So the legend goes, Mott the Hoople were about to break up after four albums and not much to show for them. Then, famous fan David Bowie gave them one of his very best songs, "All the Young Dudes," and they suddenly achieved the success that had previously eluded them. They followed up All the Young Dudes (the album) with one simply titled Mott. Unlike the previous album, this new one contained all original material and established Ian Hunter as one of rock's greatest songwriters. It's also one of the all-time great albums about Rock & Roll. Hunter contrasts the joy and excitement of listening to and playing music with the weariness of life on the road. Rock & Roll may be a losing game, but if you get your kicks from guitar licks it's all worth it.
"All the Way From Memphis" is as great an opener as an album could have - great lyrics, awesome piano and guitar interplay, and guest sax from Roxy Music's Andy Mackay. "Whizz Kid" is another super catchy rocker. "Honaloochie Boogie" may be the album's shortest track but it's also the most joyous, one of the hidden gems of the Mott catalog.
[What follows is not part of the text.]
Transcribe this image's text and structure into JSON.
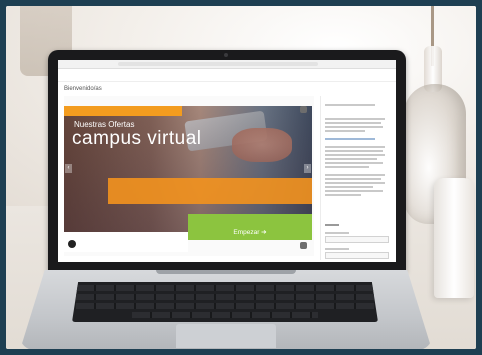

The band flexes their old school rock muscle on "Violence" and "Driving Sister." Though their association with Bowie brought them over to the growing glam rock scene, they remained rough and tumble street rockers at heart. "I'm a Cadillac/El Camino Dolo Roso" is the obligatory showcase for guitarist Mick Ralphs, who would soon leave the band, and the glam scene, for the straight up rock of Bad Company.
As great as the rockin' tunes are, the album's true heart and soul lies in the slower numbers. "Hymn for the Dudes" is a tribute to the fans, reminding them "You are not alone." The centerpiece is, of course, "The Ballad of Mott the Hoople." Here is where everything comes together, Hunter with his heart on his sleeve, confessing he feels he let his fans down yet still soldiering on to the next gig because that's all he knows how to do and wouldn't want it any other way. He also memorably name checks the rest of the band; "Buffin lost his childlike dreams and Mick lost his guitar/And Verden grew a line or two and Overend's just a rock & roll star." The album closes with the heartbreaking "I Wish I Was Your Mother," another of Hunter's classic tunes. The current CD edition adds a handful of bonus tracks including the B-side "Rose" which is as good as anything on the album itself.
Mott only had one more album in them after Mott, appropriately called The Hoople. Ian Hunter went on to a moderately successful solo career and served as an inspiration to all sorts of rockers, punks, power poppers, metalheads and more. The pinnacle of his career and that of his band continues to be Mott. If you love rock & roll, you'll love this album.
- Adam Reshotko